I finished chiropractic school in Fall of 2006. I accepted a position in the local hospital laboratory while I was waiting to my national board exams, as I already had an undergraduate degree in that field. Shortly after I took the job, I found out that I was pregnant with my youngest child, who is now 6. I was thrilled! Oh well, change of plans. I decided to work in the lab for 2 years or so and save money to open a practice.
Things didn’t quite work out that way. Over the next several years, my life began to unravel. In 2007, my husband was injured at work, and we ended up losing our home and having to declare bankruptcy. The following Spring, we lost our oldest son unexpectedly, four days after we celebrated the birth of our daughter. Needless to say, I stayed at my job.
I despised working in the lab. It was a regulatory job filled with nit-picking rules and mind-numbing details. I equated myself to a well-paid hall monitor. I flirted with the idea of doing something with the chiropractic degree several times, but I could never quite find the strength and energy to make the change. And saving money was a pipe dream with three kids at home. Two years dragged into five.
So many times I promised myself that I would quit suffocating my dreams and find my purpose in life, but I lied. I plodded along, one foot in front of the other, the good responsible girl to the end. Meanwhile, my body rebelled against the repressed anger and resignation, and I was diagnosed with Stage 3 breast cancer in March of 2013. I fully believe that my job was a contributing factor in my disease.
To most people, my job would seem like a cakewalk. I only work 3 days per week, 8:30-5. I don’t do strenuous manual labor or have to deal with extreme weather conditions. I don’t work most weekends or holidays. Just saying these things to myself has kept me there for over 7 years. “What kind of spoiled brat leaves a job like that?” But I have slowly died inside over those years, and part of me has given up hope of ever finding what I’m meant to offer this world.
I know you’re probably thinking that I have finally taken a chiropractic job.

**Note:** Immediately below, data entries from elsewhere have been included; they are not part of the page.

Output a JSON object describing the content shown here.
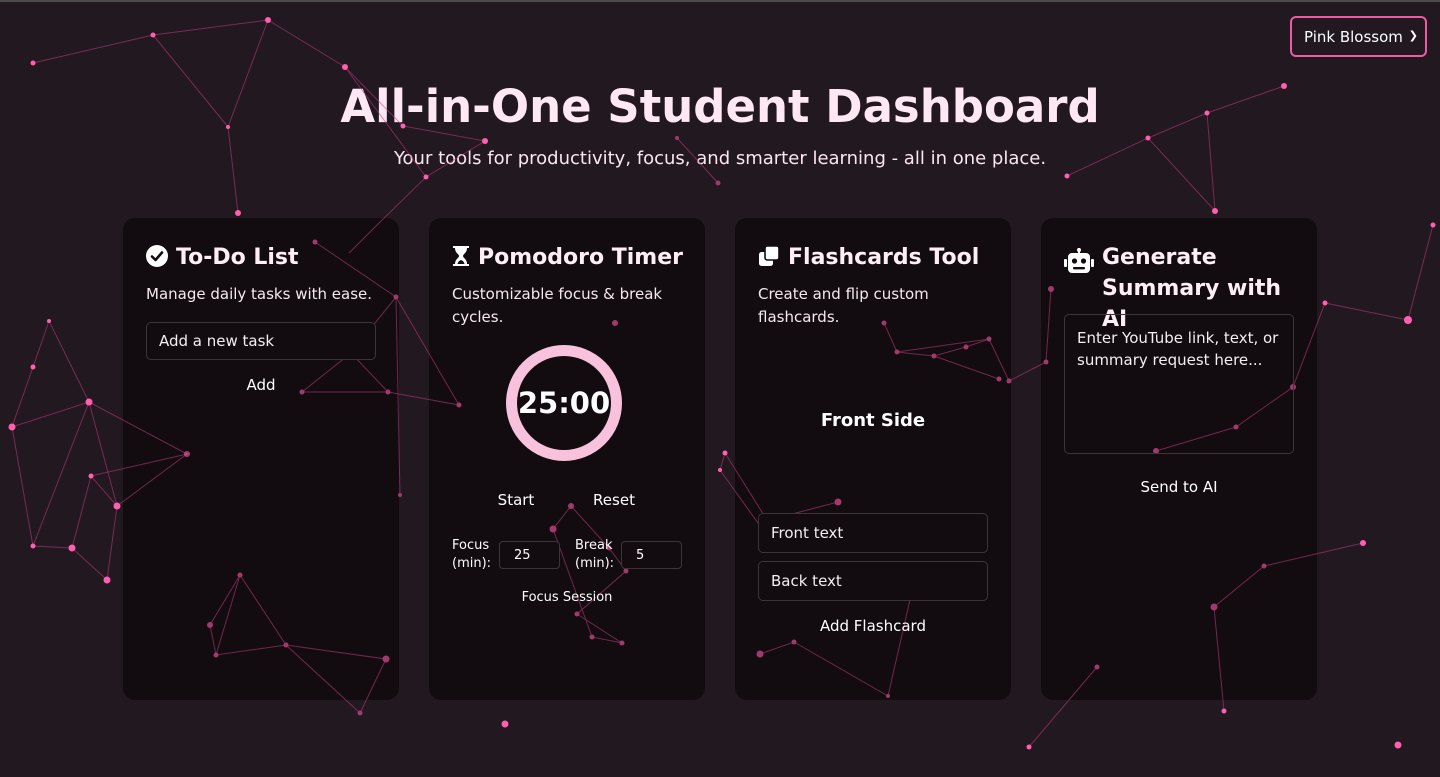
{
  "theme": {
    "selected": "Pink Blossom",
    "accent": "#ec5ba3",
    "background": "#211820",
    "card": "#120c10",
    "ring": "#f8c2dc"
  },
  "header": {
    "title": "All-in-One Student Dashboard",
    "subtitle": "Your tools for productivity, focus, and smarter learning - all in one place."
  },
  "todo": {
    "icon": "check-circle-icon",
    "title": "To-Do List",
    "description": "Manage daily tasks with ease.",
    "input_placeholder": "Add a new task",
    "add_label": "Add"
  },
  "pomodoro": {
    "icon": "hourglass-icon",
    "title": "Pomodoro Timer",
    "description": "Customizable focus & break cycles.",
    "time": "25:00",
    "start_label": "Start",
    "reset_label": "Reset",
    "focus_label": "Focus (min):",
    "focus_value": "25",
    "break_label": "Break (min):",
    "break_value": "5",
    "session_label": "Focus Session"
  },
  "flashcards": {
    "icon": "cards-icon",
    "title": "Flashcards Tool",
    "description": "Create and flip custom flashcards.",
    "card_text": "Front Side",
    "front_placeholder": "Front text",
    "back_placeholder": "Back text",
    "add_label": "Add Flashcard"
  },
  "ai": {
    "icon": "robot-icon",
    "title": "Generate Summary with AI",
    "input_placeholder": "Enter YouTube link, text, or summary request here...",
    "send_label": "Send to AI"
  }
}
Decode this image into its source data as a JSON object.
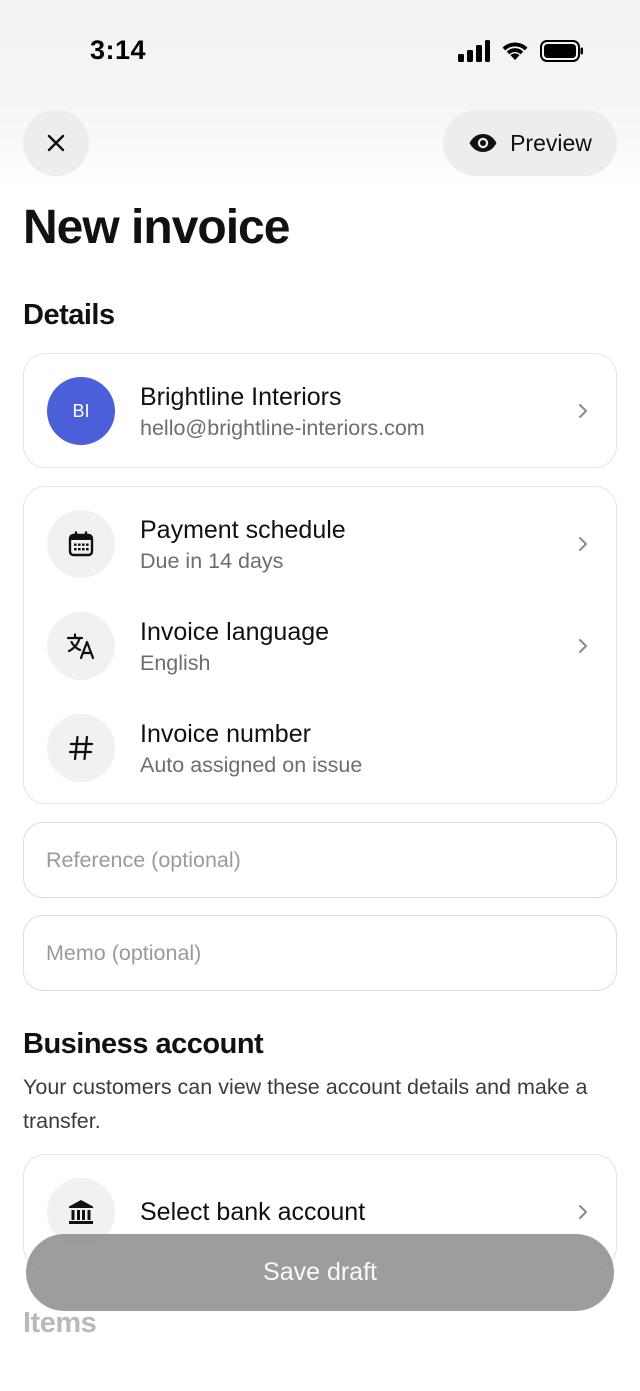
{
  "status_bar": {
    "time": "3:14"
  },
  "header": {
    "close_icon": "close-icon",
    "preview_label": "Preview",
    "preview_icon": "eye-icon",
    "title": "New invoice"
  },
  "details": {
    "heading": "Details",
    "customer": {
      "initials": "BI",
      "name": "Brightline Interiors",
      "email": "hello@brightline-interiors.com",
      "avatar_color": "#4a5fd8"
    },
    "settings": [
      {
        "icon": "calendar-icon",
        "title": "Payment schedule",
        "subtitle": "Due in 14 days"
      },
      {
        "icon": "translate-icon",
        "title": "Invoice language",
        "subtitle": "English"
      },
      {
        "icon": "hash-icon",
        "title": "Invoice number",
        "subtitle": "Auto assigned on issue"
      }
    ],
    "reference_placeholder": "Reference (optional)",
    "memo_placeholder": "Memo (optional)"
  },
  "business_account": {
    "heading": "Business account",
    "description": "Your customers can view these account details and make a transfer.",
    "select_label": "Select bank account",
    "icon": "bank-icon"
  },
  "items": {
    "heading": "Items"
  },
  "footer": {
    "save_label": "Save draft"
  },
  "colors": {
    "accent": "#4a5fd8",
    "icon_bg": "#f1f1f1",
    "button_bg": "#ededed"
  }
}
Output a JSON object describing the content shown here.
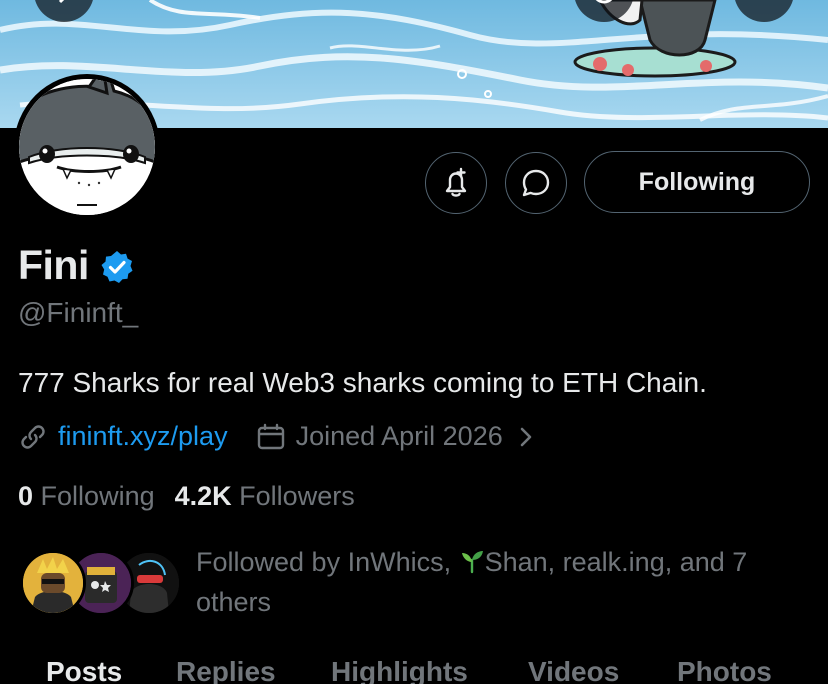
{
  "profile": {
    "name": "Fini",
    "handle": "@Fininft_",
    "bio": "777 Sharks for real Web3 sharks coming to ETH Chain.",
    "website": "fininft.xyz/play",
    "joined": "Joined April 2026",
    "following_count": "0",
    "following_label": "Following",
    "followers_count": "4.2K",
    "followers_label": "Followers",
    "verified": true
  },
  "actions": {
    "follow_label": "Following"
  },
  "followed_by": {
    "prefix": "Followed by InWhics, ",
    "sprout_icon": "sprout-icon",
    "rest": "Shan, realk.ing, and 7 others"
  },
  "tabs": [
    {
      "label": "Posts",
      "active": true
    },
    {
      "label": "Replies",
      "active": false
    },
    {
      "label": "Highlights",
      "active": false
    },
    {
      "label": "Videos",
      "active": false
    },
    {
      "label": "Photos",
      "active": false
    }
  ],
  "icons": {
    "back": "back-arrow-icon",
    "more": "more-icon",
    "search": "search-icon",
    "notify": "bell-plus-icon",
    "message": "message-icon",
    "link": "link-icon",
    "calendar": "calendar-icon",
    "chevron": "chevron-right-icon",
    "verified": "verified-badge-icon"
  },
  "colors": {
    "background": "#000000",
    "text_primary": "#e7e9ea",
    "text_secondary": "#71767b",
    "accent": "#1d9bf0",
    "border": "#536471"
  }
}
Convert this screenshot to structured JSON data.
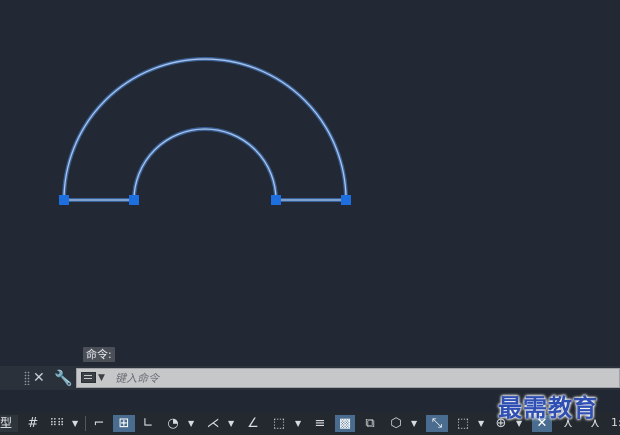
{
  "drawing": {
    "outer_radius": 141,
    "inner_radius": 71,
    "line_color": "#a9c3ee",
    "glow_color": "#4d8fe6",
    "grip_color": "#1d6fe0"
  },
  "command": {
    "prompt_label": "命令:",
    "input_placeholder": "键入命令"
  },
  "status": {
    "model_tab": "模型",
    "zoom": "1:"
  },
  "icons": [
    "grid-icon",
    "snap-grid-icon",
    "infer-constraints-icon",
    "snap-mode-icon",
    "ortho-icon",
    "polar-tracking-icon",
    "isometric-icon",
    "object-snap-tracking-icon",
    "object-snap-icon",
    "lineweight-icon",
    "transparency-icon",
    "selection-cycling-icon",
    "3d-object-snap-icon",
    "dynamic-ucs-icon",
    "selection-filter-icon",
    "gizmo-icon",
    "annotation-visibility-icon",
    "autoscale-icon",
    "annotation-scale-icon"
  ],
  "watermark": "最需教育"
}
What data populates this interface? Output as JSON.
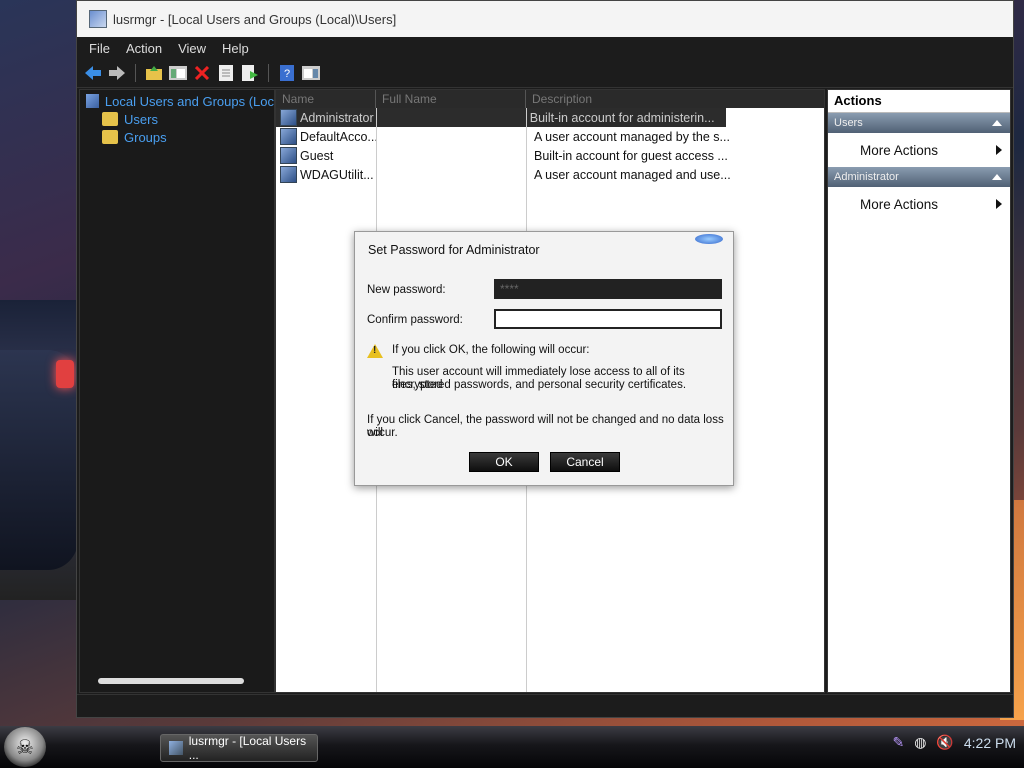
{
  "window": {
    "title": "lusrmgr - [Local Users and Groups (Local)\\Users]"
  },
  "menu": [
    "File",
    "Action",
    "View",
    "Help"
  ],
  "toolbar_icons": [
    "back-arrow-icon",
    "forward-arrow-icon",
    "up-folder-icon",
    "show-hide-tree-icon",
    "delete-icon",
    "properties-icon",
    "export-icon",
    "help-icon",
    "show-action-pane-icon"
  ],
  "tree": {
    "root": "Local Users and Groups (Loc",
    "items": [
      "Users",
      "Groups"
    ]
  },
  "list": {
    "columns": [
      "Name",
      "Full Name",
      "Description"
    ],
    "rows": [
      {
        "name": "Administrator",
        "full_name": "",
        "description": "Built-in account for administerin..."
      },
      {
        "name": "DefaultAcco...",
        "full_name": "",
        "description": "A user account managed by the s..."
      },
      {
        "name": "Guest",
        "full_name": "",
        "description": "Built-in account for guest access ..."
      },
      {
        "name": "WDAGUtilit...",
        "full_name": "",
        "description": "A user account managed and use..."
      }
    ]
  },
  "actions": {
    "title": "Actions",
    "sections": [
      {
        "header": "Users",
        "item": "More Actions"
      },
      {
        "header": "Administrator",
        "item": "More Actions"
      }
    ]
  },
  "dialog": {
    "title": "Set Password for Administrator",
    "new_password_label": "New password:",
    "new_password_value": "****",
    "confirm_password_label": "Confirm password:",
    "confirm_password_value": "",
    "warning_heading": "If you click OK, the following will occur:",
    "warning_line1": "This user account will immediately lose access to all of its encrypted",
    "warning_line2": "files, stored passwords, and personal security certificates.",
    "cancel_note_line1": "If you click Cancel, the password will not be changed and no data loss will",
    "cancel_note_line2": "occur.",
    "ok_label": "OK",
    "cancel_label": "Cancel"
  },
  "taskbar": {
    "task_label": "lusrmgr - [Local Users ...",
    "clock": "4:22 PM"
  }
}
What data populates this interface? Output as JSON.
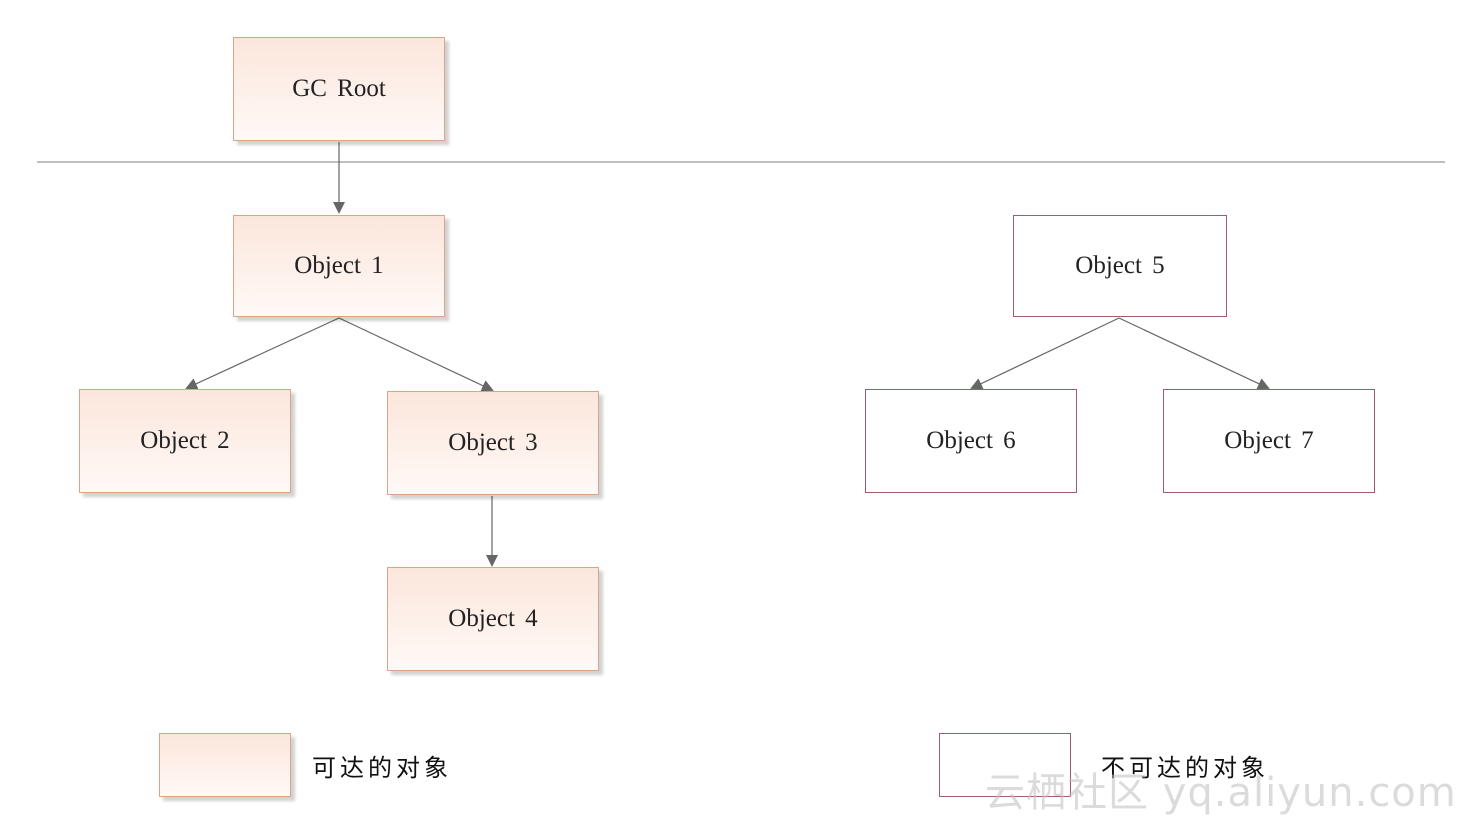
{
  "nodes": {
    "root": "GC Root",
    "obj1": "Object 1",
    "obj2": "Object 2",
    "obj3": "Object 3",
    "obj4": "Object 4",
    "obj5": "Object 5",
    "obj6": "Object 6",
    "obj7": "Object 7"
  },
  "edges": [
    {
      "from": "GC Root",
      "to": "Object 1"
    },
    {
      "from": "Object 1",
      "to": "Object 2"
    },
    {
      "from": "Object 1",
      "to": "Object 3"
    },
    {
      "from": "Object 3",
      "to": "Object 4"
    },
    {
      "from": "Object 5",
      "to": "Object 6"
    },
    {
      "from": "Object 5",
      "to": "Object 7"
    }
  ],
  "legend": {
    "reachable": "可达的对象",
    "unreachable": "不可达的对象"
  },
  "watermark": "云栖社区 yq.aliyun.com",
  "colors": {
    "reachable_border": "#d9a589",
    "reachable_fill": "#fbe6dc",
    "unreachable_border": "#a15d6a",
    "edge": "#666666",
    "divider": "#aaaaaa"
  }
}
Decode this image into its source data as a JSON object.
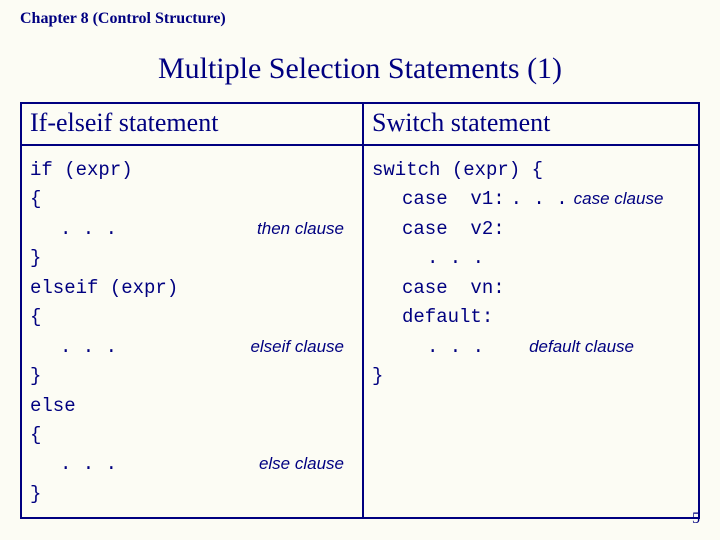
{
  "chapter": "Chapter 8 (Control Structure)",
  "title": "Multiple Selection Statements (1)",
  "col_left_head": "If-elseif  statement",
  "col_right_head": "Switch statement",
  "left": {
    "l1": "if (expr)",
    "l2": "{",
    "l3": ". . .",
    "l3_annot": "then clause",
    "l4": "}",
    "l5": "elseif (expr)",
    "l6": "{",
    "l7": ". . .",
    "l7_annot": "elseif clause",
    "l8": "}",
    "l9": "else",
    "l10": "{",
    "l11": ". . .",
    "l11_annot": "else clause",
    "l12": "}"
  },
  "right": {
    "r1": "switch (expr) {",
    "r2a": "case  v1:",
    "r2b": ". . .",
    "r2_annot": "case  clause",
    "r3": "case  v2:",
    "r4": ". . .",
    "r5": "case  vn:",
    "r6": "default:",
    "r7": ". . .",
    "r7_annot": "default clause",
    "r8": "}"
  },
  "page_number": "5"
}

Nope. I have no prospects, no grand plans. I simply walked into my boss’ office this afternoon and told her that I need to make some changes at the end of September. I will no longer be doing my 3 day gig. I can’t..do…it..anymore. I offered to stay on in a PRN, as-needed capacity, where I can say “yes” or “no” on any given day and take a break whenever it suits me, for a week, or six.
I have known this woman off and on for nearly 20 years. She started out working in the lab like me. We have been friends. although more distant lately. What was her response? Did she immediately act surprised, the disappointment showing on her face? No. Our conversation lasted all of five minutes. She simply said “Ok. I’ll take a look at it and let you know.” So, I suppose she has to do her thing and I have to do mine.
I guess I’m crazy, because we certainly can’t afford to live comfortably without my income. There will no doubt be sacrifices until I line something else up. But I need this time. I need to sit back and take stock of the last 18 months of treatment and regroup, play in the garden, and enjoy the last vestiges of summer warmth. Many days, I’m not even sure that I really want to be a chiropractor anymore. All I know is that it’s time to start listening to that inner voice and heed the lessons that breast cancer taught me. Life is too short to be unhappy.